Full marks to…
…materials scientists, for finding new ways to use natural fibres to make the buildings, cars and planes of the future.
Dr Mohamed Saafi of Lancaster University, England, for example, is mixing tiny particles of carrots with cement to create extremely strong concrete. The Economist reports that what Saafi and his colleagues call “nanoplatelets” have been removed from carrots thrown out by supermarkets or food-processing plants. The Finnish forestry company Stora Enso has developed an alternative to conventional plastics. Its new material, called Durasense, is made from wood fibres, including lignin, an organic polymer contained in wood pulp and produced in the making of paper. Stora Enso says that adding wood fibres can reduce the amount of conventional plastic needed in manufacturing by 60 per cent. The company is also experimenting with using lignin to replace oilbased resins and adhesives, which are found in a variety of products, including plywood.
Meanwhile, Drs Liangbing Hu and Teng Li of the University of Maryland are removing lignin from blocks of wood to create a material that is stronger than many metals — and bulletproof.
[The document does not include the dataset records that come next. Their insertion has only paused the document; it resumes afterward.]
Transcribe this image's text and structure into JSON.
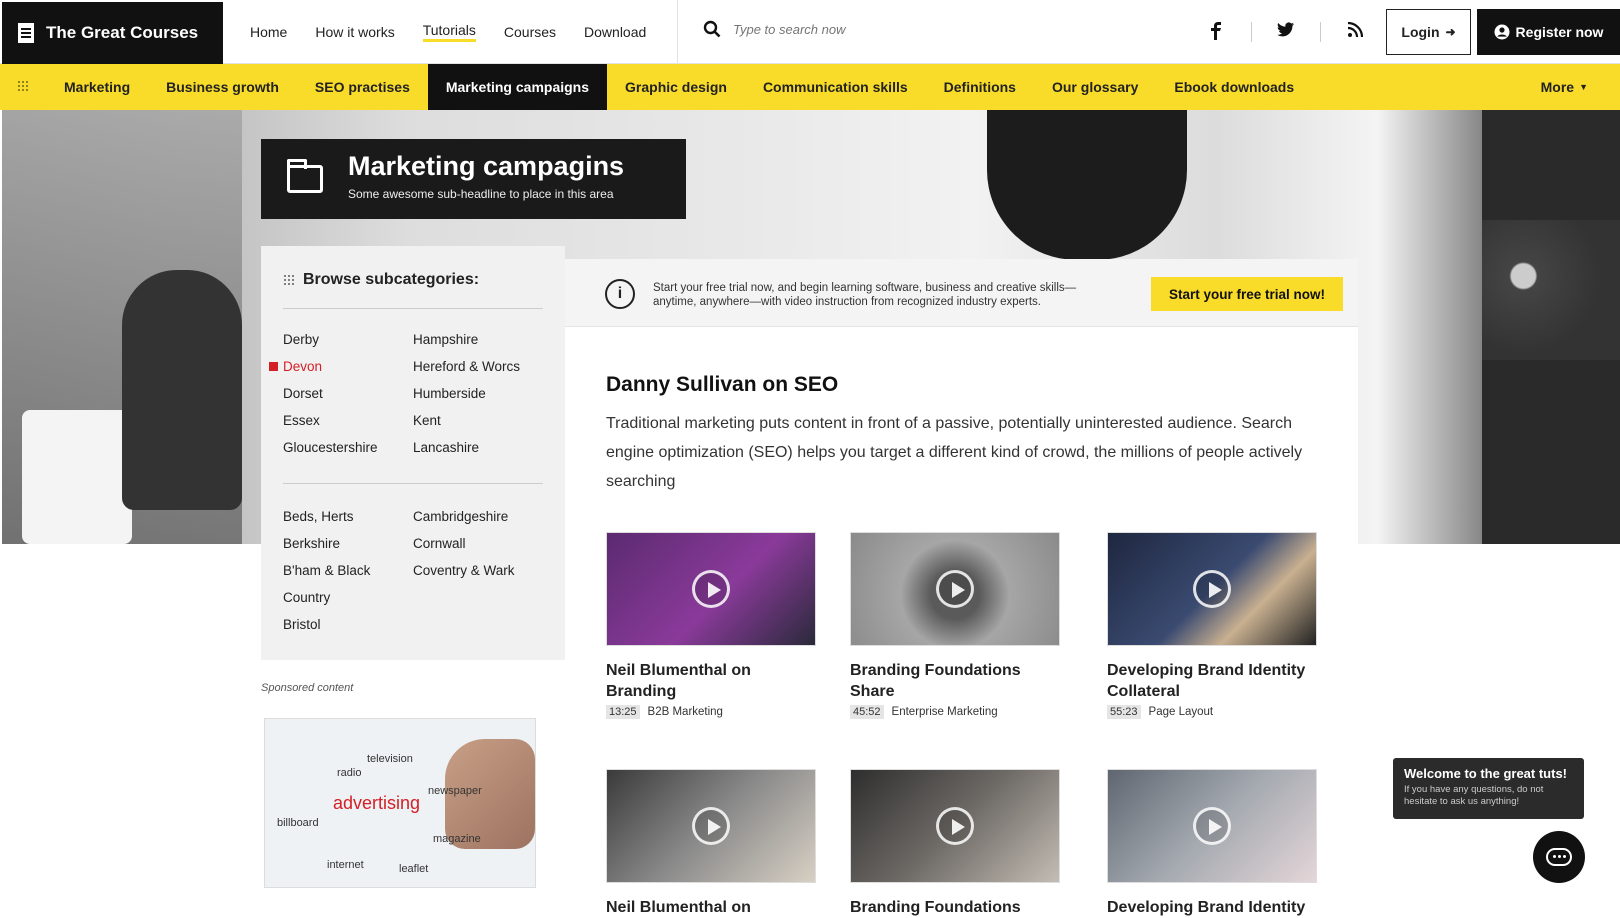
{
  "brand": {
    "name": "The Great Courses"
  },
  "nav": [
    {
      "label": "Home"
    },
    {
      "label": "How it works"
    },
    {
      "label": "Tutorials",
      "active": true
    },
    {
      "label": "Courses"
    },
    {
      "label": "Download"
    }
  ],
  "search": {
    "placeholder": "Type to search now"
  },
  "social": {
    "facebook": "f",
    "twitter": "t",
    "rss": "rss"
  },
  "auth": {
    "login": "Login",
    "register": "Register now"
  },
  "categories": [
    "Marketing",
    "Business growth",
    "SEO practises",
    "Marketing campaigns",
    "Graphic design",
    "Communication skills",
    "Definitions",
    "Our glossary",
    "Ebook downloads"
  ],
  "active_category": "Marketing campaigns",
  "more_label": "More",
  "hero": {
    "title": "Marketing campagins",
    "subtitle": "Some awesome sub-headline to place in this area"
  },
  "sidebar": {
    "heading": "Browse subcategories:",
    "group1": {
      "col1": [
        "Derby",
        "Devon",
        "Dorset",
        "Essex",
        "Gloucestershire"
      ],
      "col2": [
        "Hampshire",
        "Hereford & Worcs",
        "Humberside",
        "Kent",
        "Lancashire"
      ]
    },
    "group2": {
      "col1": [
        "Beds, Herts",
        "Berkshire",
        "B'ham & Black",
        "Country",
        "Bristol"
      ],
      "col2": [
        "Cambridgeshire",
        "Cornwall",
        "Coventry & Wark"
      ]
    },
    "selected": "Devon"
  },
  "sponsored": {
    "label": "Sponsored content",
    "words": [
      "radio",
      "television",
      "newspaper",
      "advertising",
      "billboard",
      "magazine",
      "internet",
      "leaflet"
    ]
  },
  "trial": {
    "text": "Start your free trial now, and begin learning software, business and creative skills—anytime, anywhere—with video instruction from recognized industry experts.",
    "button": "Start your free trial now!"
  },
  "article": {
    "title": "Danny Sullivan on SEO",
    "description": "Traditional marketing puts content in front of a passive, potentially uninterested audience. Search engine optimization (SEO) helps you target a different kind of crowd, the millions of people actively searching"
  },
  "videos": [
    {
      "title": "Neil Blumenthal on Branding",
      "duration": "13:25",
      "category": "B2B Marketing",
      "thumb_color": "#5b2a70"
    },
    {
      "title": "Branding Foundations Share",
      "duration": "45:52",
      "category": "Enterprise Marketing",
      "thumb_color": "#9a9a9a"
    },
    {
      "title": "Developing Brand Identity Collateral",
      "duration": "55:23",
      "category": "Page Layout",
      "thumb_color": "#2a3550"
    },
    {
      "title": "Neil Blumenthal on",
      "duration": "",
      "category": "",
      "thumb_color": "#6a6a6a"
    },
    {
      "title": "Branding Foundations",
      "duration": "",
      "category": "",
      "thumb_color": "#5a5a5a"
    },
    {
      "title": "Developing Brand Identity",
      "duration": "",
      "category": "",
      "thumb_color": "#8a8f99"
    }
  ],
  "chat": {
    "title": "Welcome to the great tuts!",
    "message": "If you have any questions, do  not hesitate to ask us anything!"
  },
  "colors": {
    "accent": "#f9dc2a",
    "dark": "#111111",
    "selected": "#d41f26"
  }
}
In future, the two scientists believe, such material will be used to build houses, furniture and even cars.
Full marks to... [)ful (ma:ks tu] Die Bestnote erhält ...
adhesive [Ed(hi:siv] Klebemittel
bulletproof [(bulitpru:f] kugelsicher
concrete [(kqnkri:t] Beton
food-processing plant [(fu:d )preusesin pla:nt] Verarbeitungsanlage der Lebensmittelindustrie
forestry company [(fqristri )kvmpeni] Forstwirtschaftsunternehmen
nanoplatelet [(näneu)pleitlet] Nanoplättchen
natural fibre [)näts&rel (faibe] Naturfaser
plywood [(plaiwud] Sperrholz
resin [(rezin] Harz; hier auch: Kunstharz
wood pulp [(wud pvlp] Zellstoff